“What’s in a name?” Juliet asked Romeo. “That which we call a rose by any other name would smell as sweet.”
Terrible advice for any nascent startup sector. A blooming rose of an industry needs a name to define it, otherwise it’s an amorphous blob that’s difficult for consumers or potential customers to wrap their heads around. What would SaaS. and cloud services be without fuzzy words like “cloud” and “SaaS” to define them?
One of the more exciting startup sectors to develop in the last year is in dire need of its own naming moment. It’s the food startup sector that includes the likes of Munchery, SpoonRocket, Sprig. All three source ingredients, hire chefs and prep cooks, develop recipes, make meals, and deliver them to customers.
They’re a bit like “restaurants in the cloud” because they don’t have brick and mortar storefronts, instead opting for a centralized kitchen focused on efficiently producing loads of these meals.
Until now, I’ve been awkwardly calling this “the food preparation and delivery startup space.” But that’s an absolute shitshow of a name. My stories are double the length just because I have to huff out that name every time I refer to the young sector. Commenters wind up haranguing me for not including the likes of Blue Apron or Plated — which have entirely different business models based on shipping boxes of ingredients and recipes out once a week. Friends tell me they’re intrigued by the space but totally baffled about “where to begin.”
Without a name, it’s hard for consumers to wrap their heads around what a set of companies does if their business model and operations are new and innovative. A name for the industry would help brand it, formalize it, and make it easier for consumers to understand. For UberX and Lyft, it’s ridesharing. For Airbnb, its “apartment sharing.” Fitbit, Up, and smartwatches are “wearables.”
I’ve been waiting for a good to appear for the likes of Munchery, Sprig, and Spoonrocket, especially after the trio managed to raise more than $60 million in venture, but alas no luck. So I reached out to the founders of each — and the newly defunct Chefler — to get their thoughts on what the space should be called.
There was an outpouring of ideas, without much overlap.
Tech and Taste.
Phone to Fork.
Prepared Meal Startups.
Gourmet to Go.
Meal concierge startups.
The one thing everyone could agree on was the need for a name. “I’m honestly sick of being lumped in with GrubHub and other restaurant delivery startups. GrubHub = food-tech startups 1.0. The current wave is 2.0.,” Omar Restom, founder of Chefler, said. “I think the sourcing of the food is as important as distribution, so whatever name describes our space has to encompass that,” Conrad Chu, co-founder of Munchery said.
Although none of the names suggested leaped out to me as being the perfect moniker, on-demand meal startups seems the safest bet. While some in the space — like Munchery — aren’t strictly “on-demand” because customers have to place orders a few hours in advance, they’re still on-demand in the way customers understand. You place an order quickly with payment information already saved to your account, frequently via mobile, and some period of time later the thing you want arrives.
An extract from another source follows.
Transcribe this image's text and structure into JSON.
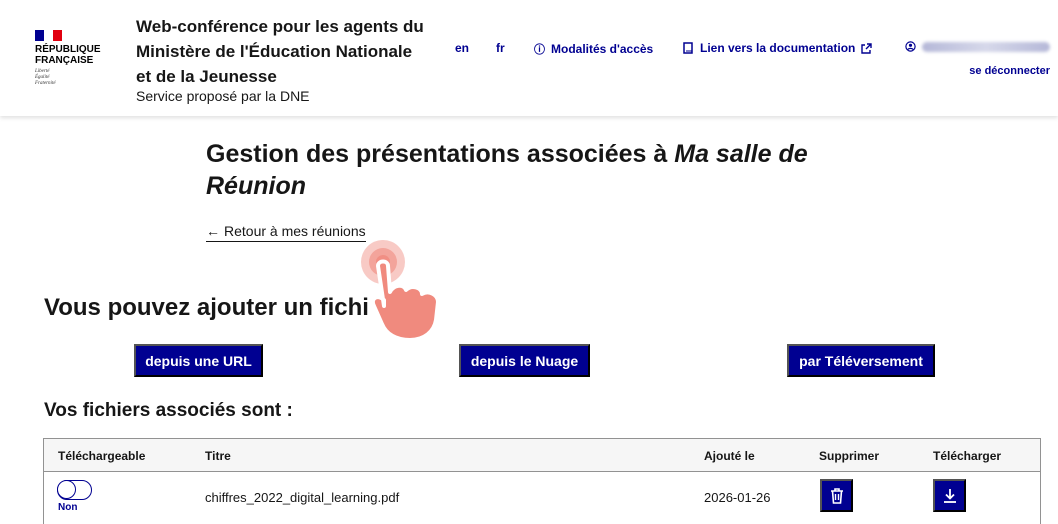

By calling the space “on-demand meals,” it helps consumers immediately visualize what these companies do. They don’t ship you ingredients. They don’t connect you to take out restaurants. They’re bring you meals on-demand, much like Uber brought you transportation on-demand. It fits into the larger on-demand economy, which turns your smartphone into a magic wand of sorts, meant to bring you immediate accommodation (HotelTonight), massages or blowouts (Zeel and StyleBee), groceries (Instacart) or flowers (BloomThat) in as few clicks as possible.
There may not be consensus around this, but hopefully this post at least opens up the dialogue around what to call the likes of SpoonRocket, Munchery, and Sprig. Until a better name reveals itself, I’m going to call y’all the on-demand meal space.
[illustration by Brad Jonas]